Stephanie Hobson I like to make websites everyone can use.

About Stephanie Hobson

A Dull April Fool's Day

There was a rash of black and white April Fool’s Day sites this year. We weren’t the only ones to do it but I think we did it best, if I do say so myself. There were three parts to our little switch and it wouldn’t have been the same without any of them:

  • Desaturating the colours in the style sheet.
  • Desaturating every image on the site, that’s right, all of them.
  • Authentic content.

The 1960s logo and a photo of giant 'new' computer really make the home page look dated

Desaturating the colours in the stylesheet.

I captured the colours in the stylesheet using the Web Developer Extension in FireFox. Information > View Color Information produces a list of all the colours used in the styles and their hex codes. I took a screen shot of that and then desaturated it in Photoshop by adding a desaturation layer.

Once I had the desaturated colours I did a find and replace for the original hex codes in the style sheet, sampling the new hex codes from my Photoshop document.

Desaturating all the images.

All the images?
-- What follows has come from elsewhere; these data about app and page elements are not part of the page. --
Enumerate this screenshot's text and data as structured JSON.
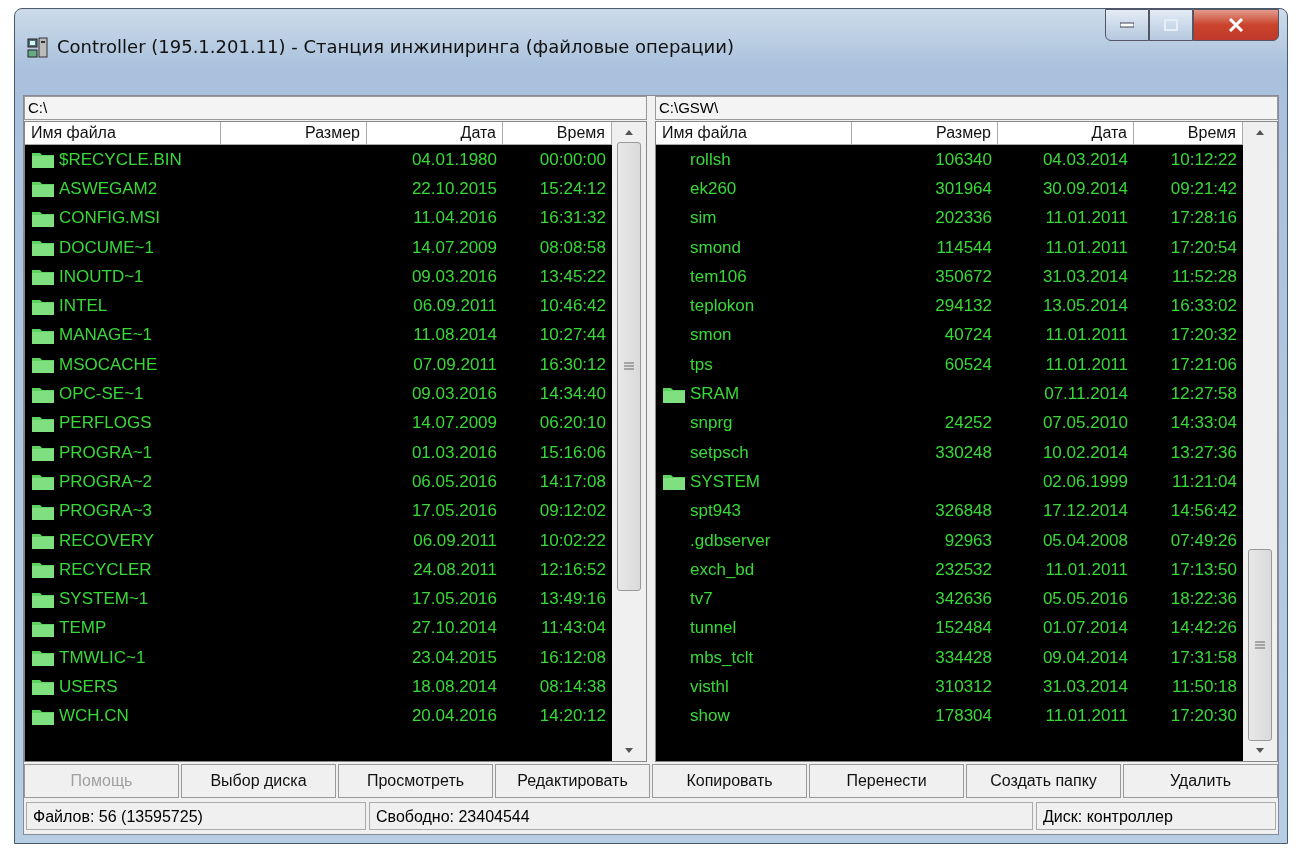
{
  "window": {
    "title": "Controller (195.1.201.11) - Станция инжиниринга (файловые операции)"
  },
  "panels": [
    {
      "path": "C:\\",
      "columns": [
        "Имя файла",
        "Размер",
        "Дата",
        "Время"
      ],
      "rows": [
        {
          "kind": "folder",
          "name": "$RECYCLE.BIN",
          "date": "04.01.1980",
          "time": "00:00:00"
        },
        {
          "kind": "folder",
          "name": "ASWEGAM2",
          "date": "22.10.2015",
          "time": "15:24:12"
        },
        {
          "kind": "folder",
          "name": "CONFIG.MSI",
          "date": "11.04.2016",
          "time": "16:31:32"
        },
        {
          "kind": "folder",
          "name": "DOCUME~1",
          "date": "14.07.2009",
          "time": "08:08:58"
        },
        {
          "kind": "folder",
          "name": "INOUTD~1",
          "date": "09.03.2016",
          "time": "13:45:22"
        },
        {
          "kind": "folder",
          "name": "INTEL",
          "date": "06.09.2011",
          "time": "10:46:42"
        },
        {
          "kind": "folder",
          "name": "MANAGE~1",
          "date": "11.08.2014",
          "time": "10:27:44"
        },
        {
          "kind": "folder",
          "name": "MSOCACHE",
          "date": "07.09.2011",
          "time": "16:30:12"
        },
        {
          "kind": "folder",
          "name": "OPC-SE~1",
          "date": "09.03.2016",
          "time": "14:34:40"
        },
        {
          "kind": "folder",
          "name": "PERFLOGS",
          "date": "14.07.2009",
          "time": "06:20:10"
        },
        {
          "kind": "folder",
          "name": "PROGRA~1",
          "date": "01.03.2016",
          "time": "15:16:06"
        },
        {
          "kind": "folder",
          "name": "PROGRA~2",
          "date": "06.05.2016",
          "time": "14:17:08"
        },
        {
          "kind": "folder",
          "name": "PROGRA~3",
          "date": "17.05.2016",
          "time": "09:12:02"
        },
        {
          "kind": "folder",
          "name": "RECOVERY",
          "date": "06.09.2011",
          "time": "10:02:22"
        },
        {
          "kind": "folder",
          "name": "RECYCLER",
          "date": "24.08.2011",
          "time": "12:16:52"
        },
        {
          "kind": "folder",
          "name": "SYSTEM~1",
          "date": "17.05.2016",
          "time": "13:49:16"
        },
        {
          "kind": "folder",
          "name": "TEMP",
          "date": "27.10.2014",
          "time": "11:43:04"
        },
        {
          "kind": "folder",
          "name": "TMWLIC~1",
          "date": "23.04.2015",
          "time": "16:12:08"
        },
        {
          "kind": "folder",
          "name": "USERS",
          "date": "18.08.2014",
          "time": "08:14:38"
        },
        {
          "kind": "folder",
          "name": "WCH.CN",
          "date": "20.04.2016",
          "time": "14:20:12"
        }
      ]
    },
    {
      "path": "C:\\GSW\\",
      "columns": [
        "Имя файла",
        "Размер",
        "Дата",
        "Время"
      ],
      "rows": [
        {
          "kind": "file",
          "name": "rollsh",
          "size": "106340",
          "date": "04.03.2014",
          "time": "10:12:22"
        },
        {
          "kind": "file",
          "name": "ek260",
          "size": "301964",
          "date": "30.09.2014",
          "time": "09:21:42"
        },
        {
          "kind": "file",
          "name": "sim",
          "size": "202336",
          "date": "11.01.2011",
          "time": "17:28:16"
        },
        {
          "kind": "file",
          "name": "smond",
          "size": "114544",
          "date": "11.01.2011",
          "time": "17:20:54"
        },
        {
          "kind": "file",
          "name": "tem106",
          "size": "350672",
          "date": "31.03.2014",
          "time": "11:52:28"
        },
        {
          "kind": "file",
          "name": "teplokon",
          "size": "294132",
          "date": "13.05.2014",
          "time": "16:33:02"
        },
        {
          "kind": "file",
          "name": "smon",
          "size": "40724",
          "date": "11.01.2011",
          "time": "17:20:32"
        },
        {
          "kind": "file",
          "name": "tps",
          "size": "60524",
          "date": "11.01.2011",
          "time": "17:21:06"
        },
        {
          "kind": "folder",
          "name": "SRAM",
          "date": "07.11.2014",
          "time": "12:27:58"
        },
        {
          "kind": "file",
          "name": "snprg",
          "size": "24252",
          "date": "07.05.2010",
          "time": "14:33:04"
        },
        {
          "kind": "file",
          "name": "setpsch",
          "size": "330248",
          "date": "10.02.2014",
          "time": "13:27:36"
        },
        {
          "kind": "folder",
          "name": "SYSTEM",
          "date": "02.06.1999",
          "time": "11:21:04"
        },
        {
          "kind": "file",
          "name": "spt943",
          "size": "326848",
          "date": "17.12.2014",
          "time": "14:56:42"
        },
        {
          "kind": "file",
          "name": ".gdbserver",
          "size": "92963",
          "date": "05.04.2008",
          "time": "07:49:26"
        },
        {
          "kind": "file",
          "name": "exch_bd",
          "size": "232532",
          "date": "11.01.2011",
          "time": "17:13:50"
        },
        {
          "kind": "file",
          "name": "tv7",
          "size": "342636",
          "date": "05.05.2016",
          "time": "18:22:36"
        },
        {
          "kind": "file",
          "name": "tunnel",
          "size": "152484",
          "date": "01.07.2014",
          "time": "14:42:26"
        },
        {
          "kind": "file",
          "name": "mbs_tclt",
          "size": "334428",
          "date": "09.04.2014",
          "time": "17:31:58"
        },
        {
          "kind": "file",
          "name": "visthl",
          "size": "310312",
          "date": "31.03.2014",
          "time": "11:50:18"
        },
        {
          "kind": "file",
          "name": "show",
          "size": "178304",
          "date": "11.01.2011",
          "time": "17:20:30"
        }
      ]
    }
  ],
  "buttons": [
    {
      "label": "Помощь",
      "disabled": true
    },
    {
      "label": "Выбор диска",
      "disabled": false
    },
    {
      "label": "Просмотреть",
      "disabled": false
    },
    {
      "label": "Редактировать",
      "disabled": false
    },
    {
      "label": "Копировать",
      "disabled": false
    },
    {
      "label": "Перенести",
      "disabled": false
    },
    {
      "label": "Создать папку",
      "disabled": false
    },
    {
      "label": "Удалить",
      "disabled": false
    }
  ],
  "status_bar": [
    "Файлов: 56 (13595725)",
    "Свободно: 23404544",
    "Диск: контроллер"
  ]
}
Yep, all the images.

For this I tried out a couple different javascript libraries but ultimately went with PaintBrushJS by Dave Shea because it was the only one that could handle background images and didn’t add any extra elements to the page. PaintBrushJS uses a combination of javascript and canvas to alter the images.

For backwards compatibility I manually converted all the header and footer assets to black and white, this also meant I could restrict the desaturating javascript to running on just the content and leaving these pieces alone, taking a bit of a load off the client.

I actually had the easiest time getting it to work in IE… there’s a filter. I wouldn’t have used an evil evil filter if it hadn’t just been for half of one day but it was so I did.

I think this kind of photo manipulation has a place in web design since it means we can keep the unaltered versions of files and change their rendering when we change the theme, that’s pretty powerful.

Authentic Content.

We were lucky that the BCIT Archives have begun digitizing much of their collection. We got a great deal of source material from the 1968-69 Program and Course Catalogue. We listed courses like Punch Card Systems and Fortran VI for the day - both sold out of course.

Nope, the logo wasn’t a Star Trek knock off, that’s what the future looked like in the 60s and both BCIT and Star Trek ran with it.

The content about campus events came from copies of the student news paper from the same era. My favourite of the new stories was about how BCIT was getting its second computer.

It was a lot of fun and I’m glad we work at the kind of place that was keen to let us do it.